What is the Victorian Planning Provisions (VPP)?

The VPP is set of state standard provision (policies and controls) created by the state government that planning authorities (usually councils) use as a template to construct planning schemes.

The state-wide template ensures consistency in planning schemes across Victoria.

Local provisions complement state standard provisions in a planning scheme through the Local Planning Policy Framework (LPPF) and schedules to zones, overlays and particular provisions.

Why is the VPP important?

The VPP introduced standardised planning scheme provisions in response to a proliferation of localised controls and the increasing complexity and disparity of planning schemes. The VPP is founded on the principles that planning schemes:

  • have a policy focus
  • will facilitate appropriate development
  • are to be usable
  • have greater consistency across the state
What benefits will the reforms deliver?

The proposed reforms would help the planning system better respond to changing land use needs across Victoria.

Changes will simplify and improve the structure of the VPP to:

  • ensure planning schemes are consistent, and that state and local policy work together more effectively
  • make planning schemes easier to understand and interpret
  • remove barriers to participation in the planning system
  • provide greater certainty for all stakeholders
  • lead to more effective, timely and consistent decision making
  • reduce waiting times, and costs of compliance and processing.
  • assist the move towards more digital systems.
Will the reforms affect planning permits already in process?

As part of the development of the reform process package, the need for transitional arrangements will be considered and communicated to stakeholders.

It is possible that some matters will no longer require a planning permit or will be assessed under a different assessment pathway.

How will VPP reform affect local planning schemes?

It is not expected that there will be substantial change to the intent of planning scheme policies or controls.

To implement the new Planning Policy Framework (PPF), existing local policies will need to be translated into the PPF, under relevant policy themes.
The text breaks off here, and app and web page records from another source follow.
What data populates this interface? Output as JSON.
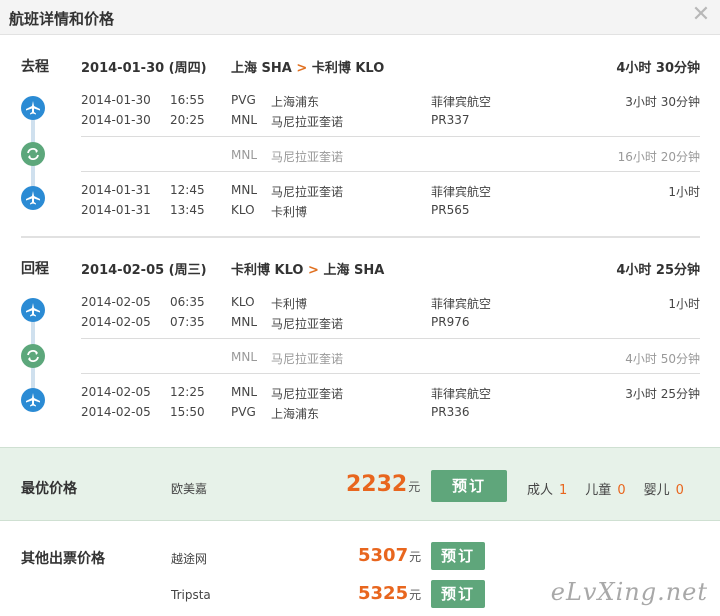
{
  "window": {
    "title": "航班详情和价格",
    "close_glyph": "✕"
  },
  "outbound": {
    "label": "去程",
    "date": "2014-01-30 (周四)",
    "route_from": "上海 SHA",
    "route_sep": ">",
    "route_to": "卡利博 KLO",
    "total": "4小时 30分钟",
    "seg1": {
      "dep_date": "2014-01-30",
      "dep_time": "16:55",
      "dep_code": "PVG",
      "dep_name": "上海浦东",
      "arr_date": "2014-01-30",
      "arr_time": "20:25",
      "arr_code": "MNL",
      "arr_name": "马尼拉亚奎诺",
      "airline": "菲律宾航空",
      "flight": "PR337",
      "duration": "3小时 30分钟"
    },
    "transfer": {
      "code": "MNL",
      "name": "马尼拉亚奎诺",
      "duration": "16小时 20分钟"
    },
    "seg2": {
      "dep_date": "2014-01-31",
      "dep_time": "12:45",
      "dep_code": "MNL",
      "dep_name": "马尼拉亚奎诺",
      "arr_date": "2014-01-31",
      "arr_time": "13:45",
      "arr_code": "KLO",
      "arr_name": "卡利博",
      "airline": "菲律宾航空",
      "flight": "PR565",
      "duration": "1小时"
    }
  },
  "return": {
    "label": "回程",
    "date": "2014-02-05 (周三)",
    "route_from": "卡利博 KLO",
    "route_sep": ">",
    "route_to": "上海 SHA",
    "total": "4小时 25分钟",
    "seg1": {
      "dep_date": "2014-02-05",
      "dep_time": "06:35",
      "dep_code": "KLO",
      "dep_name": "卡利博",
      "arr_date": "2014-02-05",
      "arr_time": "07:35",
      "arr_code": "MNL",
      "arr_name": "马尼拉亚奎诺",
      "airline": "菲律宾航空",
      "flight": "PR976",
      "duration": "1小时"
    },
    "transfer": {
      "code": "MNL",
      "name": "马尼拉亚奎诺",
      "duration": "4小时 50分钟"
    },
    "seg2": {
      "dep_date": "2014-02-05",
      "dep_time": "12:25",
      "dep_code": "MNL",
      "dep_name": "马尼拉亚奎诺",
      "arr_date": "2014-02-05",
      "arr_time": "15:50",
      "arr_code": "PVG",
      "arr_name": "上海浦东",
      "airline": "菲律宾航空",
      "flight": "PR336",
      "duration": "3小时 25分钟"
    }
  },
  "best_price": {
    "label": "最优价格",
    "vendor": "欧美嘉",
    "price": "2232",
    "currency": "元",
    "button": "预订",
    "adult_label": "成人",
    "adult_count": "1",
    "child_label": "儿童",
    "child_count": "0",
    "infant_label": "婴儿",
    "infant_count": "0"
  },
  "other_prices": {
    "label": "其他出票价格",
    "items": [
      {
        "vendor": "越途网",
        "price": "5307",
        "currency": "元",
        "button": "预订"
      },
      {
        "vendor": "Tripsta",
        "price": "5325",
        "currency": "元",
        "button": "预订"
      }
    ]
  },
  "watermark": "eLvXing.net",
  "colors": {
    "accent_orange": "#e8661e",
    "plane_blue": "#2b8bd4",
    "transfer_green": "#5ca77b",
    "button_green": "#5fa67b",
    "best_bg": "#e7f2e9"
  }
}
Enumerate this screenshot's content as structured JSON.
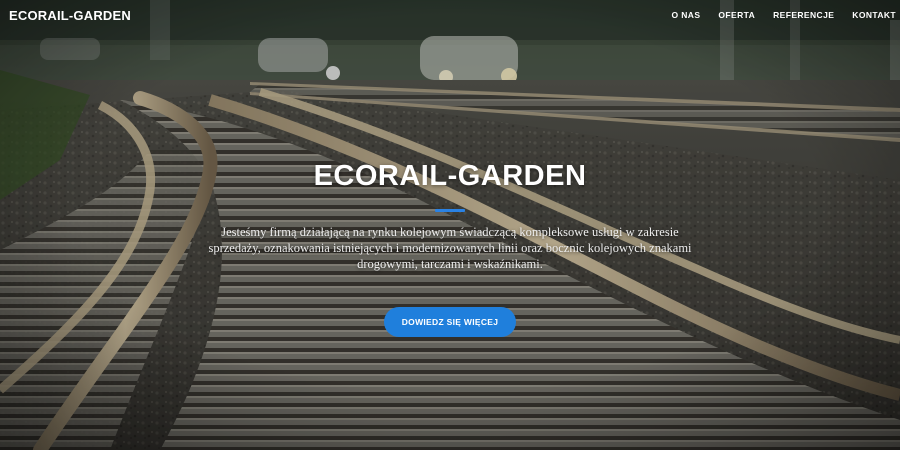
{
  "navbar": {
    "brand": "ECORAIL-GARDEN",
    "links": [
      "O NAS",
      "OFERTA",
      "REFERENCJE",
      "KONTAKT"
    ]
  },
  "hero": {
    "title": "ECORAIL-GARDEN",
    "subtitle": "Jesteśmy firmą działającą na rynku kolejowym świadczącą kompleksowe usługi w zakresie sprzedaży, oznakowania istniejących i modernizowanych linii oraz bocznic kolejowych znakami drogowymi, tarczami i wskaźnikami.",
    "cta_label": "DOWIEDZ SIĘ WIĘCEJ"
  },
  "colors": {
    "accent": "#1f7fdc",
    "nav_text": "#ffffff"
  }
}
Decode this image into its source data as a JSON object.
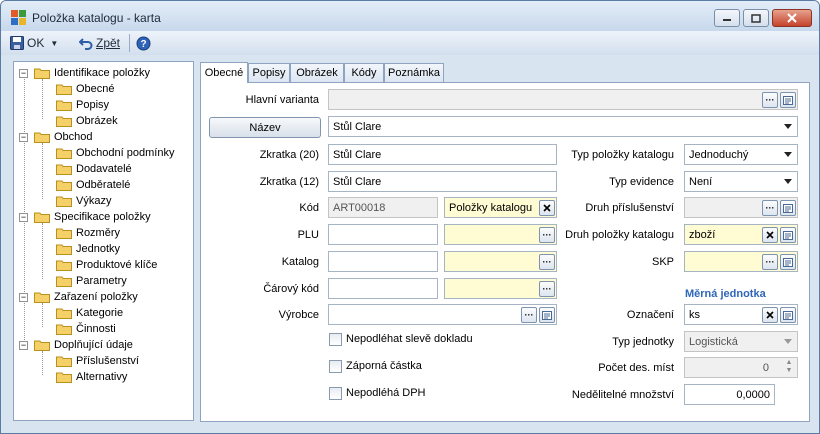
{
  "window": {
    "title": "Položka katalogu - karta"
  },
  "toolbar": {
    "ok_label": "OK",
    "back_label": "Zpět"
  },
  "tree": [
    {
      "label": "Identifikace položky",
      "level": 0
    },
    {
      "label": "Obecné",
      "level": 1
    },
    {
      "label": "Popisy",
      "level": 1
    },
    {
      "label": "Obrázek",
      "level": 1
    },
    {
      "label": "Obchod",
      "level": 0
    },
    {
      "label": "Obchodní podmínky",
      "level": 1
    },
    {
      "label": "Dodavatelé",
      "level": 1
    },
    {
      "label": "Odběratelé",
      "level": 1
    },
    {
      "label": "Výkazy",
      "level": 1
    },
    {
      "label": "Specifikace položky",
      "level": 0
    },
    {
      "label": "Rozměry",
      "level": 1
    },
    {
      "label": "Jednotky",
      "level": 1
    },
    {
      "label": "Produktové klíče",
      "level": 1
    },
    {
      "label": "Parametry",
      "level": 1
    },
    {
      "label": "Zařazení položky",
      "level": 0
    },
    {
      "label": "Kategorie",
      "level": 1
    },
    {
      "label": "Činnosti",
      "level": 1
    },
    {
      "label": "Doplňující údaje",
      "level": 0
    },
    {
      "label": "Příslušenství",
      "level": 1
    },
    {
      "label": "Alternativy",
      "level": 1
    }
  ],
  "tabs": [
    "Obecné",
    "Popisy",
    "Obrázek",
    "Kódy",
    "Poznámka"
  ],
  "form": {
    "hlavni_varianta": {
      "label": "Hlavní varianta",
      "value": ""
    },
    "nazev": {
      "button": "Název",
      "value": "Stůl Clare"
    },
    "zkratka20": {
      "label": "Zkratka (20)",
      "value": "Stůl Clare"
    },
    "zkratka12": {
      "label": "Zkratka (12)",
      "value": "Stůl Clare"
    },
    "kod": {
      "label": "Kód",
      "value": "ART00018",
      "catalog": "Položky katalogu"
    },
    "plu": {
      "label": "PLU",
      "value": ""
    },
    "katalog": {
      "label": "Katalog",
      "value": ""
    },
    "carovy_kod": {
      "label": "Čárový kód",
      "value": ""
    },
    "vyrobce": {
      "label": "Výrobce",
      "value": ""
    },
    "checkboxes": [
      {
        "label": "Nepodléhat slevě dokladu",
        "checked": false
      },
      {
        "label": "Záporná částka",
        "checked": false
      },
      {
        "label": "Nepodléhá DPH",
        "checked": false
      }
    ],
    "typ_polozky": {
      "label": "Typ položky katalogu",
      "value": "Jednoduchý"
    },
    "typ_evidence": {
      "label": "Typ evidence",
      "value": "Není"
    },
    "druh_prislusenstvi": {
      "label": "Druh příslušenství",
      "value": ""
    },
    "druh_polozky": {
      "label": "Druh položky katalogu",
      "value": "zboží"
    },
    "skp": {
      "label": "SKP",
      "value": ""
    },
    "merna_jednotka": {
      "heading": "Měrná jednotka"
    },
    "oznaceni": {
      "label": "Označení",
      "value": "ks"
    },
    "typ_jednotky": {
      "label": "Typ jednotky",
      "value": "Logistická"
    },
    "pocet_des_mist": {
      "label": "Počet des. míst",
      "value": "0"
    },
    "nedelitelne": {
      "label": "Nedělitelné množství",
      "value": "0,0000"
    }
  }
}
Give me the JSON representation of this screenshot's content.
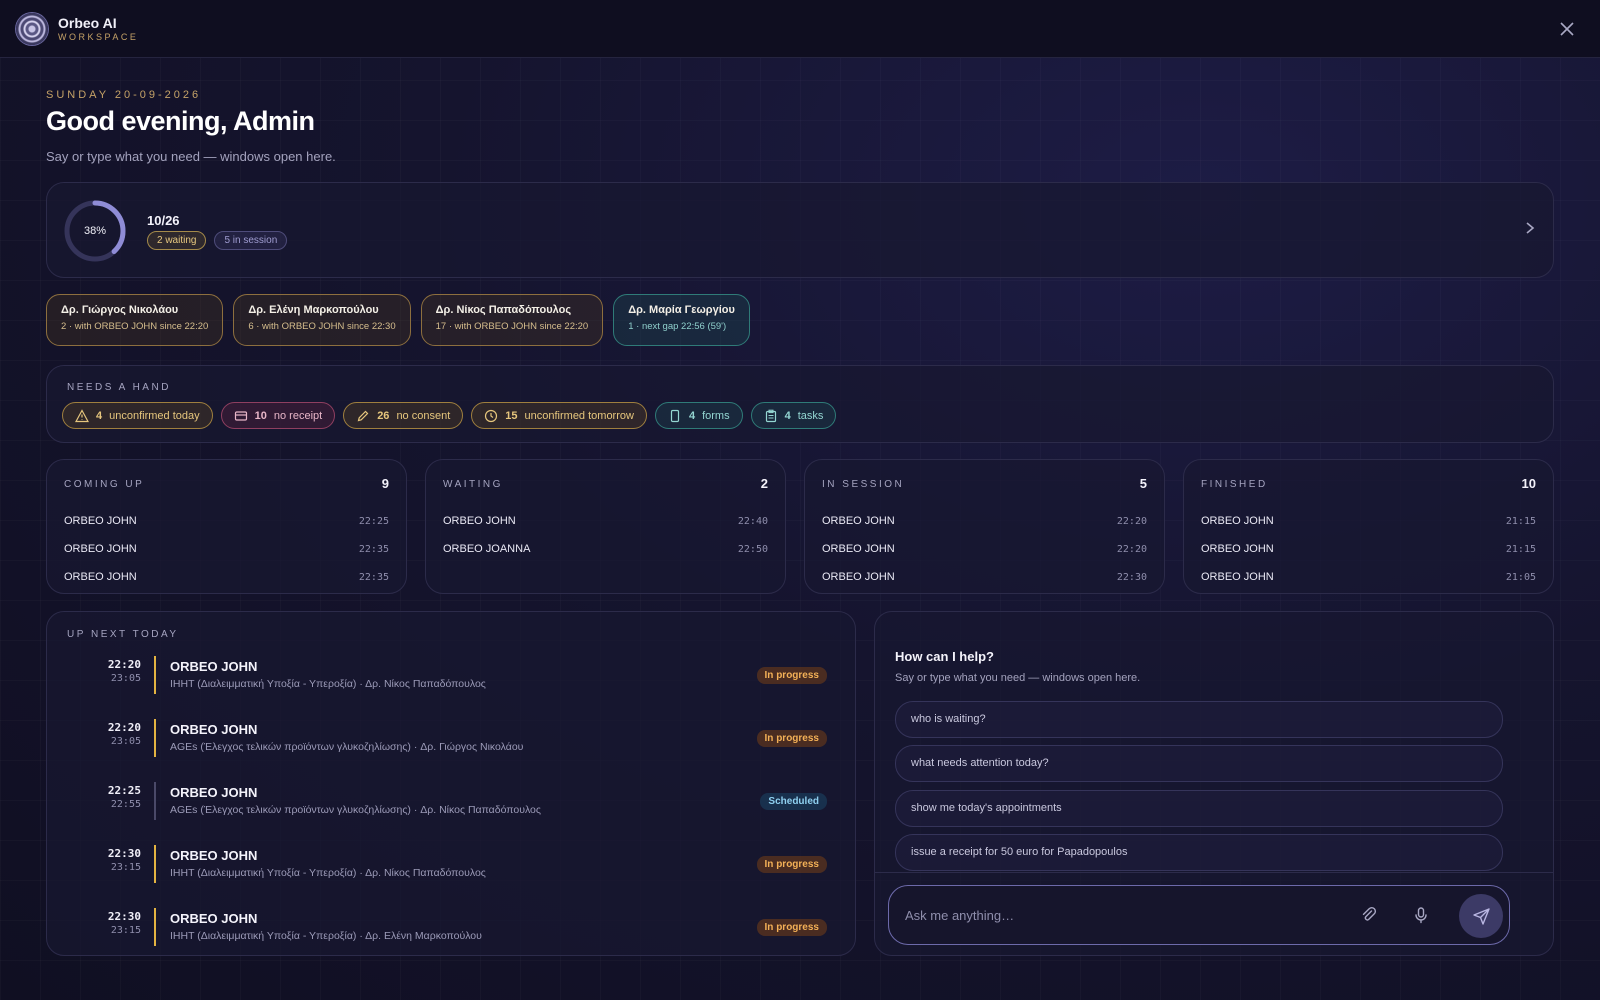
{
  "app": {
    "name": "Orbeo AI",
    "subtitle": "WORKSPACE"
  },
  "header": {
    "date": "SUNDAY 20-09-2026",
    "greeting": "Good evening, Admin",
    "subtitle": "Say or type what you need — windows open here."
  },
  "progress": {
    "percent_label": "38%",
    "percent": 38,
    "count": "10/26",
    "waiting_chip": "2 waiting",
    "session_chip": "5 in session",
    "ring_color": "#8f8cd6"
  },
  "doctors": [
    {
      "name": "Δρ. Γιώργος Νικολάου",
      "meta": "2 · with ORBEO JOHN since 22:20",
      "tone": "amber"
    },
    {
      "name": "Δρ. Ελένη Μαρκοπούλου",
      "meta": "6 · with ORBEO JOHN since 22:30",
      "tone": "amber"
    },
    {
      "name": "Δρ. Νίκος Παπαδόπουλος",
      "meta": "17 · with ORBEO JOHN since 22:20",
      "tone": "amber"
    },
    {
      "name": "Δρ. Μαρία Γεωργίου",
      "meta": "1 · next gap 22:56 (59')",
      "tone": "teal"
    }
  ],
  "needs": {
    "label": "NEEDS A HAND",
    "items": [
      {
        "count": "4",
        "label": "unconfirmed today",
        "icon": "warning-icon",
        "tone": "amber"
      },
      {
        "count": "10",
        "label": "no receipt",
        "icon": "card-icon",
        "tone": "rose"
      },
      {
        "count": "26",
        "label": "no consent",
        "icon": "pencil-icon",
        "tone": "amber"
      },
      {
        "count": "15",
        "label": "unconfirmed tomorrow",
        "icon": "clock-icon",
        "tone": "amber"
      },
      {
        "count": "4",
        "label": "forms",
        "icon": "tablet-icon",
        "tone": "teal"
      },
      {
        "count": "4",
        "label": "tasks",
        "icon": "clipboard-icon",
        "tone": "teal"
      }
    ]
  },
  "columns": [
    {
      "title": "COMING UP",
      "count": "9",
      "rows": [
        {
          "name": "ORBEO JOHN",
          "time": "22:25"
        },
        {
          "name": "ORBEO JOHN",
          "time": "22:35"
        },
        {
          "name": "ORBEO JOHN",
          "time": "22:35"
        }
      ]
    },
    {
      "title": "WAITING",
      "count": "2",
      "rows": [
        {
          "name": "ORBEO JOHN",
          "time": "22:40"
        },
        {
          "name": "ORBEO JOANNA",
          "time": "22:50"
        }
      ]
    },
    {
      "title": "IN SESSION",
      "count": "5",
      "rows": [
        {
          "name": "ORBEO JOHN",
          "time": "22:20"
        },
        {
          "name": "ORBEO JOHN",
          "time": "22:20"
        },
        {
          "name": "ORBEO JOHN",
          "time": "22:30"
        }
      ]
    },
    {
      "title": "FINISHED",
      "count": "10",
      "rows": [
        {
          "name": "ORBEO JOHN",
          "time": "21:15"
        },
        {
          "name": "ORBEO JOHN",
          "time": "21:15"
        },
        {
          "name": "ORBEO JOHN",
          "time": "21:05"
        }
      ]
    }
  ],
  "up_next": {
    "label": "UP NEXT TODAY",
    "items": [
      {
        "start": "22:20",
        "end": "23:05",
        "patient": "ORBEO JOHN",
        "desc": "ΙΗΗΤ (Διαλειμματική Υποξία - Υπεροξία) · Δρ. Νίκος Παπαδόπουλος",
        "status": "In progress",
        "kind": "progress"
      },
      {
        "start": "22:20",
        "end": "23:05",
        "patient": "ORBEO JOHN",
        "desc": "AGEs (Έλεγχος τελικών προϊόντων γλυκοζηλίωσης) · Δρ. Γιώργος Νικολάου",
        "status": "In progress",
        "kind": "progress"
      },
      {
        "start": "22:25",
        "end": "22:55",
        "patient": "ORBEO JOHN",
        "desc": "AGEs (Έλεγχος τελικών προϊόντων γλυκοζηλίωσης) · Δρ. Νίκος Παπαδόπουλος",
        "status": "Scheduled",
        "kind": "scheduled"
      },
      {
        "start": "22:30",
        "end": "23:15",
        "patient": "ORBEO JOHN",
        "desc": "ΙΗΗΤ (Διαλειμματική Υποξία - Υπεροξία) · Δρ. Νίκος Παπαδόπουλος",
        "status": "In progress",
        "kind": "progress"
      },
      {
        "start": "22:30",
        "end": "23:15",
        "patient": "ORBEO JOHN",
        "desc": "ΙΗΗΤ (Διαλειμματική Υποξία - Υπεροξία) · Δρ. Ελένη Μαρκοπούλου",
        "status": "In progress",
        "kind": "progress"
      }
    ]
  },
  "assistant": {
    "title": "How can I help?",
    "subtitle": "Say or type what you need — windows open here.",
    "suggestions": [
      "who is waiting?",
      "what needs attention today?",
      "show me today's appointments",
      "issue a receipt for 50 euro for Papadopoulos"
    ],
    "placeholder": "Ask me anything…"
  }
}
The proposed themes are generally in line with the existing State Planning Policy Framework (SPPF), but expanded to ensure a place for all appropriate Local Planning Policy Framework (LPPF) content.

Read the discussion paper

Make an online submission

Submissions will close on Friday 24 November 2017